Six months after Russia invaded Ukraine, there is “furious debate” about how the Russian economy is performing, says The Economist. Many claim it is being crippled by Western sanctions and the exodus of international firms. But Moscow is actually “doing better than even the most upbeat forecasts predicted”. Goldman Sachs data shows that the economy is recovering from its initial dip. Other analyses suggest that although the country is in recession, it is “not a deep one” by Russia’s unenviable standards. Inflation is easing. The labour market is holding up. Imports are “bouncing back fast”.

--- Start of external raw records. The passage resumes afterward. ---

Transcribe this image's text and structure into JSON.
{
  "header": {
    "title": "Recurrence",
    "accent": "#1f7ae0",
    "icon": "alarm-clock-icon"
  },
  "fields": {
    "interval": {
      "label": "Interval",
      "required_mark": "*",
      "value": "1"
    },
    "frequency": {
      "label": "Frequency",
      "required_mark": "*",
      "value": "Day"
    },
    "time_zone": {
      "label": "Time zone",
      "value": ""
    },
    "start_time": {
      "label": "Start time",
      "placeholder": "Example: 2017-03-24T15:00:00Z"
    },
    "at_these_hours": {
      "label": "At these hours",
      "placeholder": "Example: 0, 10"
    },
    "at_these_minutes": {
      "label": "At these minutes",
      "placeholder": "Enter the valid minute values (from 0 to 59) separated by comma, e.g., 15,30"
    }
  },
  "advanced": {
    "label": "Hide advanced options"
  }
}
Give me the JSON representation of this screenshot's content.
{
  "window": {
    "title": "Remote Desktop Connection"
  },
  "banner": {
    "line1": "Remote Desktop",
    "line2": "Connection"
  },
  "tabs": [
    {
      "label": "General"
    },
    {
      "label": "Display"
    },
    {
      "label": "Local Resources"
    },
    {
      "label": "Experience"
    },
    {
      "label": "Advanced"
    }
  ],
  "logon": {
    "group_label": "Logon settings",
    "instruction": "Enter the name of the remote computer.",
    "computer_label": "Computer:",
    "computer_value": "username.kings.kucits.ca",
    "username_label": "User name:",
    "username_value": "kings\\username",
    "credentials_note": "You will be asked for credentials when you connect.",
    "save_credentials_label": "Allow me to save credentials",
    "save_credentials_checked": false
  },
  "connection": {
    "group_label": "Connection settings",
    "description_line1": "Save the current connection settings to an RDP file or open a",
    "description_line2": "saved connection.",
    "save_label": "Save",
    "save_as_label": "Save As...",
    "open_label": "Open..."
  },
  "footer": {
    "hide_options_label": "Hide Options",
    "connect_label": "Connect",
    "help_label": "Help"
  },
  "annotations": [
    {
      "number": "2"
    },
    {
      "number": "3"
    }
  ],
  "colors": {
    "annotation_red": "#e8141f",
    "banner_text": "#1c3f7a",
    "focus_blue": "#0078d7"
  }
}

Three factors explain why Russia “keeps beating the forecasts”. The first is that it has, so far, been able to continue exporting vast amounts of highly priced oil and gas – €85bn worth to the EU alone. The second is policy. Vladimir Putin has “little understanding of economics”, but he employs plenty of people who do – and after the invasion, these “highly qualified wonks” took swift action that prevented economic collapse. The third, perhaps least appreciated, factor is cultural. This is Russia’s fifth economic crisis in 25 years, and anyone over 40 still remembers the “extraordinary economic tumult brought about by the fall of the Soviet Union”. When the going gets tough, Russians have learned to “adapt, rather than panic (or revolt)”. That, as much as anything else, is enabling their economy to keep “stumbling along”.